The ground has been plowed with changes in our lives this summer. We needed time to adjust, find our bearings in new activities, and dive deeper into burgeoning relationships and therefor the blog went a bit silent. We have read, prayed, and fumbled through what it means to value community and love people well in new ways and in new places.
But, we are back! Transition has and is rendering us different than we were this past Spring and we hope to grow in vulnerability, authenticity, and zeal as we begin sharing with you this fall.
To start us off, here is a bit of what we have taken in this summer:
I’m Still Here: Black Dignity in a World Made For Whiteness by Austin Channing Brown

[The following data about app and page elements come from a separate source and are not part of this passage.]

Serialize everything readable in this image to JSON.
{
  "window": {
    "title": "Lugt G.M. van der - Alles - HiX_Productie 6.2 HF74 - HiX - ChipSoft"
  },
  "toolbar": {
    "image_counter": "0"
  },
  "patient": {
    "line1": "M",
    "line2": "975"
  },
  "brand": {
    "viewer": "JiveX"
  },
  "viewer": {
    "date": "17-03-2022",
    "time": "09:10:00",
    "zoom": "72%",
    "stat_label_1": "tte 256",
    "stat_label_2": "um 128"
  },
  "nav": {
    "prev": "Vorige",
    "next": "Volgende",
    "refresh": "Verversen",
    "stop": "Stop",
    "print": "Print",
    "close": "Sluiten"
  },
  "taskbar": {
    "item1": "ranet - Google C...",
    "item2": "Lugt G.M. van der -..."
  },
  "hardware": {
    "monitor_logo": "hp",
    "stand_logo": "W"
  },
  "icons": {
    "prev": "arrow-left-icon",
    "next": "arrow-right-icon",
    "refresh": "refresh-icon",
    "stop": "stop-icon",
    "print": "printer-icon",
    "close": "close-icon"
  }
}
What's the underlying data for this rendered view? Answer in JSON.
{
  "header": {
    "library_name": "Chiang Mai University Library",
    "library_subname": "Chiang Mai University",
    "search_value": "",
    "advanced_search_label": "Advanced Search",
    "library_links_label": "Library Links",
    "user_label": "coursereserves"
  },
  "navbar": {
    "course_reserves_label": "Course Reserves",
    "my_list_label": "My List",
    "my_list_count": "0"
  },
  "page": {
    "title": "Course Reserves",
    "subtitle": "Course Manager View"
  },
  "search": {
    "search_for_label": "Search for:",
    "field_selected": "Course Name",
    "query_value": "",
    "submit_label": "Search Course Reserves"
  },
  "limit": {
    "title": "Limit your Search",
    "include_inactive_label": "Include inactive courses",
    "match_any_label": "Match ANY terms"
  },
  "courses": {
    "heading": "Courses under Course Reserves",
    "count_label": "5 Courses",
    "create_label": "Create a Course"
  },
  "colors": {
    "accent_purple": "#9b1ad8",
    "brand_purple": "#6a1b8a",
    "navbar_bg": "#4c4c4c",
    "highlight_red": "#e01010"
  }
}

This book is a great memoir on being black in America. If you’re like me and are trying to broaden your understanding of race issues in America, this is a great start.
Inspired by Rachel Held Evans
This book gave me a renewed interest and love for Scripture. I really loved the Midrash elements and how the author tackled hard topics with grace. You might not agree with everything she writes, but this is a great book to think through.
Self Compassion: The Proven Power of Being Kind to Yourself by Dr. Kristin Neff
This is more of a therapy recommendation. I’ve been pouring over it slowly as I continue my journey through therapy. It’s been a valuable book on relearning how to treat myself with kindness and grace.
Why Being White Makes You Racist by KERA’s Think Podcast
I love this episode. It’s an excellent interview on the tough subject of how deep racism is within our culture and how pervasive our complicity to it truly is. It’s an episode that will probably make you uncomfortable, but also give you a lot of hope.
Getting Curious with Jonathan Van Ness
Do you like Queer Eye for the Straight Guy? Do you like deep conversations about our culture, science, and whatever random topic comes to mind? Then this is the podcast for you.
Audacious by Beth Moore
Beth Moore’s Twitter account has been on fleak. Okay, so I have no idea what I am doing with hip words, but the point is, I needed more that the 40 characters from her. I tried to have a summer cram-reading session, but this book forced me to slow down and think. Her provocations were so expository to the apathy I developed over time, that I simply had to set the book down (often) and pray. This is a great book for any of you who are in a season of big changes.
Daring Greatly by Brene Brown
Feeling less than wholehearted? Struggling with the feeling that your life is fragmented and each compartment you have created is crumbling? This is the book for you. Think you are “pretty open”? This book is for you.
Men Explain Things To Me by Rebecca Solnit
This is an intriguing and challenging read. Within its pages there is no sugar-coating or precautious word choice to be found, but what it lacks in gentleness it makes up for in honesty. While a few arguments include proof I deem as bias or at least partial, I found myself encouraged, challenged, and fired up to preach the good news to women in my life: YOU ARE NOT FORGOTTEN! (Disclaimer: This is a “secular” read on Feminism.)
The Joy of Less by Francine Jay
This is a book that I actually started in February and finished this summer. It was a tremendous help in our move, as I let go of “stuff” and determined the value of each object in my home. As someone who has a hard time separating sentiment from substance, I found within its pages the freedom to love the space I call home.
The Story of King Jesus by Ben Irwin
This book is the grand narrative of scripture written for children. The illustrations are beautiful and engaging, only topped by the content and clarity of the words themselves. It is a forever favorite.
The Lost Lamb and the Good Shepherd by Dandi Daley Mackall
This book tells the story of the Good Shepherd chasing after the one lost lamb from both the lamb and the Shepherd's perspective. It is so creative and the rhythm of the words holds a child’s attention well.
Keith the Cat with the Magic Hat by Sue Hendra
This is a library find that made my three-year-old laugh out loud. Basically (spoiler alert) an ice cream cone falls on a cat’s head and he pretends it is a magic hat. With a little luck, he manages to convince the other cats that he really does possess magical powers.
The Saint Nick Story by Kate Davis
Kate’s book about Saint Nick, that was originally part of our Advent Devotional for kids, is now a published picture book! It is available on Amazon and B&N for preorder. Every purchase benefits the abolishment of modern day slavery. (See more at A21.org)